We all like to prepare for a workout and for a good session outdoors. What if you really needed the fitness to get ready to go in the wilderness and prepare yourself for a hike? You know that you’re going to be tackling a solid challenge so you start searching the internet to find the best guide on how to prepare for hiking.
Problems start to arise, there are way too many things online and you don’t really know where to begin. You’re in luck, because today’s topic will be dealing with the ultimate hiking workout, everything you need to do to be in shape for hiking.
Everyone thinks it’s the legs, until their core muscles start giving up and they start hunching and suffering because of a heavy backpack. Your core does a lot of work when you’re hiking, particularly when balancing on a ridge or heading up a slope. You need to have a strong core if you want to hike.

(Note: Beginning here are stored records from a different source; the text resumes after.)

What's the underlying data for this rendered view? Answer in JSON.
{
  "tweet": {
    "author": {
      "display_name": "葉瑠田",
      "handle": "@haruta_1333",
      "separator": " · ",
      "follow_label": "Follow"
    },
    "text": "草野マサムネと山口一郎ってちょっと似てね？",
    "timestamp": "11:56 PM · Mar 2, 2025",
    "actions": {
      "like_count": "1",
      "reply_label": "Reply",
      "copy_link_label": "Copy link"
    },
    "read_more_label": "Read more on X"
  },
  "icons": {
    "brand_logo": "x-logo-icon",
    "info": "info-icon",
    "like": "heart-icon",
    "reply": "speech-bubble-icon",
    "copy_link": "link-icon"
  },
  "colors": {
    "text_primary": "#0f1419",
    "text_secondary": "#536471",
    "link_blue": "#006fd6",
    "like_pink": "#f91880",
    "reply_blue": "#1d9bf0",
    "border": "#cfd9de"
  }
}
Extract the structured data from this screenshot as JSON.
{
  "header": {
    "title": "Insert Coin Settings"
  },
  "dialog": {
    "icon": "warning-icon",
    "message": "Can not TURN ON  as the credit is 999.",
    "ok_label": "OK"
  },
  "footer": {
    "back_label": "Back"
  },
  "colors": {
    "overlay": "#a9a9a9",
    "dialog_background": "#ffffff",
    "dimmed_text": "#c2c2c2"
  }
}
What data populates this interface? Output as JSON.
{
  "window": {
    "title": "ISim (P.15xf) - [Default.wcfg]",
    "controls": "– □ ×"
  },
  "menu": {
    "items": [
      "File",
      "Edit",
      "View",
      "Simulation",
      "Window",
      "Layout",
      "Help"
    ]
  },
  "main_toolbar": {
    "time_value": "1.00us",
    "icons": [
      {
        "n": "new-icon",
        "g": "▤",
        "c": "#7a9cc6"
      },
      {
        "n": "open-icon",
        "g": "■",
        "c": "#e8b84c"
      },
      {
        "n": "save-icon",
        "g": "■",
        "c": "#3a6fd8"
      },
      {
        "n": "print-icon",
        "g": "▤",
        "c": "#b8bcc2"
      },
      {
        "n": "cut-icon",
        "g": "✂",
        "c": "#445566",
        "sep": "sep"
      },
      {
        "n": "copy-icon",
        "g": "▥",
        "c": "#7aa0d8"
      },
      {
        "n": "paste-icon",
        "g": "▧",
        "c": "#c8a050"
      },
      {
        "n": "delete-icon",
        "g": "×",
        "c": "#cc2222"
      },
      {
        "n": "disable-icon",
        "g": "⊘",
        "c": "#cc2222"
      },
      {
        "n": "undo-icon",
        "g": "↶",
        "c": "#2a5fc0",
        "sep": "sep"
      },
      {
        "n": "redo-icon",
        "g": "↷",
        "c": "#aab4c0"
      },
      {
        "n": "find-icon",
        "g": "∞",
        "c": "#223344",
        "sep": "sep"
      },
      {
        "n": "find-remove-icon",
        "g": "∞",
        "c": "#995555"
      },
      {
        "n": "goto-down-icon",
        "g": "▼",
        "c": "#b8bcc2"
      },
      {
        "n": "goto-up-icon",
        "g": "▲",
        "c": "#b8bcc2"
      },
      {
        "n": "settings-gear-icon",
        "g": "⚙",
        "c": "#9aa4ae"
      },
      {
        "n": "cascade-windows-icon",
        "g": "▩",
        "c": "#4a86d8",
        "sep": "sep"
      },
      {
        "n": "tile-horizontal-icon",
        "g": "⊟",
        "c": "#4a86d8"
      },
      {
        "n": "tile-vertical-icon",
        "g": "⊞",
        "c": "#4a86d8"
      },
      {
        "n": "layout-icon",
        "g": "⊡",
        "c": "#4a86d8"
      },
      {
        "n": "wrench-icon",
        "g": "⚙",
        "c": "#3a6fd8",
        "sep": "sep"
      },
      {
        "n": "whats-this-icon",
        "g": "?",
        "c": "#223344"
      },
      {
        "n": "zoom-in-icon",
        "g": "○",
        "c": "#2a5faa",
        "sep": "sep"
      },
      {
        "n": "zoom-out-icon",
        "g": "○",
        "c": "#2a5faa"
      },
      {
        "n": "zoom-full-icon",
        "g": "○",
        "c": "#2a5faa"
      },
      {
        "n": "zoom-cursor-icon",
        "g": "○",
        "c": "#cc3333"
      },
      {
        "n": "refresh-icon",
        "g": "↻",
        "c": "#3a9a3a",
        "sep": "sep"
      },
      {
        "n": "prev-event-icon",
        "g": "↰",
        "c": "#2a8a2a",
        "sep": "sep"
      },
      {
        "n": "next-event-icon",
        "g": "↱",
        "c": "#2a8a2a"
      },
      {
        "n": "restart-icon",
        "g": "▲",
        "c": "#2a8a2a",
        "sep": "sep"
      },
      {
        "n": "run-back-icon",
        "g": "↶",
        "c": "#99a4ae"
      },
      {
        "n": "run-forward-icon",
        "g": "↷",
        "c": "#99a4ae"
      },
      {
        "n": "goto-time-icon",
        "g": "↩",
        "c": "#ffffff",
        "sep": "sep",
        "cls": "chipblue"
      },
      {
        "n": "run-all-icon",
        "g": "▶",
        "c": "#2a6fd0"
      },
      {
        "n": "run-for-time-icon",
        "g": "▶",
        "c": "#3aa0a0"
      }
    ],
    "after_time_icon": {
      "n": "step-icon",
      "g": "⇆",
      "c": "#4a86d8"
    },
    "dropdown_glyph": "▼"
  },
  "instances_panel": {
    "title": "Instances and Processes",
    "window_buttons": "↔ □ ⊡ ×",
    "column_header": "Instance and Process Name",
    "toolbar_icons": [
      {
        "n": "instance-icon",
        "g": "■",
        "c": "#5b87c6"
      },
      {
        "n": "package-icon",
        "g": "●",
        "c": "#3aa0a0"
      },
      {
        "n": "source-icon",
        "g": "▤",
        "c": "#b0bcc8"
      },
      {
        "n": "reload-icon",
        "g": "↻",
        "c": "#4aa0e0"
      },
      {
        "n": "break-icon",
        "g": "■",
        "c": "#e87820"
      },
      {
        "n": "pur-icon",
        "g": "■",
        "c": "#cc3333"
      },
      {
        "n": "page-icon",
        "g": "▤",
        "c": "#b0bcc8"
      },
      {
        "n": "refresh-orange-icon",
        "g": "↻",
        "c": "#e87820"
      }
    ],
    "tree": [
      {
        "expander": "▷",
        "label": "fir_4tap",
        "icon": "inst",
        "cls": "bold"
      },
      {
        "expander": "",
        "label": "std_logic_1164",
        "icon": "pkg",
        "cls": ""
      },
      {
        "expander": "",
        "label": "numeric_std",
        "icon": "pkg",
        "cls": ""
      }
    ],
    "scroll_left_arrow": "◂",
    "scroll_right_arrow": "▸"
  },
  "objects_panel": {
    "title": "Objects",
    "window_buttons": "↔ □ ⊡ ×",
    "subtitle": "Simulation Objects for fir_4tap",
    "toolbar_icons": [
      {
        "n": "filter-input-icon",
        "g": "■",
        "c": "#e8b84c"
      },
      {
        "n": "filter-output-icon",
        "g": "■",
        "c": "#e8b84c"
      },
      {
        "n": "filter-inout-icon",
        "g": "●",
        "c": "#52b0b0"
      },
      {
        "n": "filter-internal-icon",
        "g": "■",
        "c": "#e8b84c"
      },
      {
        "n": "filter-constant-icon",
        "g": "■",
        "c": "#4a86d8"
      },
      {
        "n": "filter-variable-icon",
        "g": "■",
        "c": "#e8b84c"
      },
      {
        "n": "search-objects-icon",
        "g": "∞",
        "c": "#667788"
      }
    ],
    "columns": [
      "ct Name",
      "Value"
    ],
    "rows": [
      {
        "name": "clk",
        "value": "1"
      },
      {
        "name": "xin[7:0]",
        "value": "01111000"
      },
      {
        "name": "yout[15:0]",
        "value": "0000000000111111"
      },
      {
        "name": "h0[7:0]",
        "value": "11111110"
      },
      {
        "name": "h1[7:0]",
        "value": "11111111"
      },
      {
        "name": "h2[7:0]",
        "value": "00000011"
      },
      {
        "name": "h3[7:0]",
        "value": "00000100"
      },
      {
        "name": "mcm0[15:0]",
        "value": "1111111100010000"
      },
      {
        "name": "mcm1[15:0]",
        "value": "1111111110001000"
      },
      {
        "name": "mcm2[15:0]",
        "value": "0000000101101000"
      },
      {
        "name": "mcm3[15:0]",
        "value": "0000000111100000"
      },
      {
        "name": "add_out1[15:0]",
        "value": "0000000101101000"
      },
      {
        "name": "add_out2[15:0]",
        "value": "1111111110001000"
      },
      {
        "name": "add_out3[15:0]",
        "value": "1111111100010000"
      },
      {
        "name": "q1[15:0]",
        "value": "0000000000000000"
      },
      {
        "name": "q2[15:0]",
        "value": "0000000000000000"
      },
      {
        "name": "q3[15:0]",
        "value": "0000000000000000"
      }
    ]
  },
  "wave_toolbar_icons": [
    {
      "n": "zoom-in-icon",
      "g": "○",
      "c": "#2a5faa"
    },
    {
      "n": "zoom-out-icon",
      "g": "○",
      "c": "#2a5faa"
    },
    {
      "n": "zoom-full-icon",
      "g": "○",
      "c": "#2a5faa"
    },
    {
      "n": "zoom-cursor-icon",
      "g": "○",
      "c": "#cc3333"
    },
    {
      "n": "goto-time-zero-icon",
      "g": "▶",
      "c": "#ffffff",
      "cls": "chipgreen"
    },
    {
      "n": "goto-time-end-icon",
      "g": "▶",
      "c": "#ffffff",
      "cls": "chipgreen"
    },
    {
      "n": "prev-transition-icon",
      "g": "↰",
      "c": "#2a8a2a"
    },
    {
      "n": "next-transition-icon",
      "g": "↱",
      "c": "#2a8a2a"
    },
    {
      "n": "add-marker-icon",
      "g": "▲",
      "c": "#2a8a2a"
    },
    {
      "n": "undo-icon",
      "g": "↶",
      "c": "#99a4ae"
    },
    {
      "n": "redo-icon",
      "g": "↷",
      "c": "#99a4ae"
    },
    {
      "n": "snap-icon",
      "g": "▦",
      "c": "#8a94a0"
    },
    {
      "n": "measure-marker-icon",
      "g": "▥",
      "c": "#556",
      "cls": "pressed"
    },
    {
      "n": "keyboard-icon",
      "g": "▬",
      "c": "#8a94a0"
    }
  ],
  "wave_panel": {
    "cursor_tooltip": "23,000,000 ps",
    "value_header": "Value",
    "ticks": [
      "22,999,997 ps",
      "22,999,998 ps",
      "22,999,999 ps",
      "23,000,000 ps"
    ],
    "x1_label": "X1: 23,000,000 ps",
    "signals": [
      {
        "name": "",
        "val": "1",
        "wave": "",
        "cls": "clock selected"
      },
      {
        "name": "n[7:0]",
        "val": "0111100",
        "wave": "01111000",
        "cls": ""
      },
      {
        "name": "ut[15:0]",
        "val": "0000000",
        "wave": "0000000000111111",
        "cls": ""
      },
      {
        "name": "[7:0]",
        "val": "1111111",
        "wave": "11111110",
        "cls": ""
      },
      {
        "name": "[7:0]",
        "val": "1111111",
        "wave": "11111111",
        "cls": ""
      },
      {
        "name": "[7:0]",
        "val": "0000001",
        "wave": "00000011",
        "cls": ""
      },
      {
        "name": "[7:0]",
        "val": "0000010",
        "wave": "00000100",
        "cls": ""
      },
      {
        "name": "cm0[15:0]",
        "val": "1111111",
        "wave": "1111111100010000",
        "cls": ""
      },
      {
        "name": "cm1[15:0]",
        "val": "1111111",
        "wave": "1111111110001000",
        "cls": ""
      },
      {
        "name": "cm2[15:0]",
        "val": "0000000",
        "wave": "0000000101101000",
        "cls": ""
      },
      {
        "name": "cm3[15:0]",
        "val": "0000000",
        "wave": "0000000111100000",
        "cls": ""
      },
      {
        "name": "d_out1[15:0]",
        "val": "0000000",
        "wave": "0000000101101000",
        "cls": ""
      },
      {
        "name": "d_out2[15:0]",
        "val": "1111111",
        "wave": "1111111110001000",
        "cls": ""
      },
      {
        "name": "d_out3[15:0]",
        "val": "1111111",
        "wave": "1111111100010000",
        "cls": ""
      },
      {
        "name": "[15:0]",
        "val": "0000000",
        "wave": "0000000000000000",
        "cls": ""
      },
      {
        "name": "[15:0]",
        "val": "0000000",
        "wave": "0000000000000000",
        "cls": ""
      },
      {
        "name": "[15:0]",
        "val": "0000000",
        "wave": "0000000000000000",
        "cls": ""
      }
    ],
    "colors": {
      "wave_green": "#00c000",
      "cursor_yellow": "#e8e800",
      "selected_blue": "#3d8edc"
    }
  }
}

Start running, it’s a good core exercise which will also put your legs to the test, another thing you’ll need for hiking. Core specific exercises like leg raises, whether lying, or while hanging, should also work. Pay attention to your lower back and do reverse body raises, ideally by allowing your body to fall below 0 degrees, which can be done on a parallel bar or in the gym, where you are less likely to feel any discomfort.
Work the Back Muscles
What do your back muscles have to do with hiking? The back is responsible for keeping you straight and you need to work on the rhomboids to keep your shoulders from slouching.
When you’re carrying backpacks for a long time, you need a strong back otherwise you will start feeling the pain early on, which can be annoying, when you have about 70% of your journey remaining. You must work on the entirety of your body.
Walking, Running and Mini Hikes
You’re not going on a huge hike immediately, but rather a small one. You can hike it or run it, to feel what it’s like when your lungs are burning. This is a great way to feel the real deal. Find a route with lots of elevation gain and descents, if you want to experience hiking but without actually committing to a forest or trail run.
Walk more in general and try to walk faster, that should be enough as an everyday activity. When it comes to running, do the usual thing people do when preparing for a race, interval training, tempo training and long slow distance training.
Hike With Friends, But Take it Slow
Your first hike doesn’t need to be climbing an Alpine peak in winter. It can be a short route around a local hill. That shouldn’t take much endurance nor time, which is a great way to get to know your limits.
You can always increase the pace if you feel like you’re going too slow.
There is no ultimate workout, really, just a steady flow of exercises, working on your lung capacity, your legs and the rest of your body, to be fully prepared to go on a hike, with some additional weight, meaning a loaded backpack.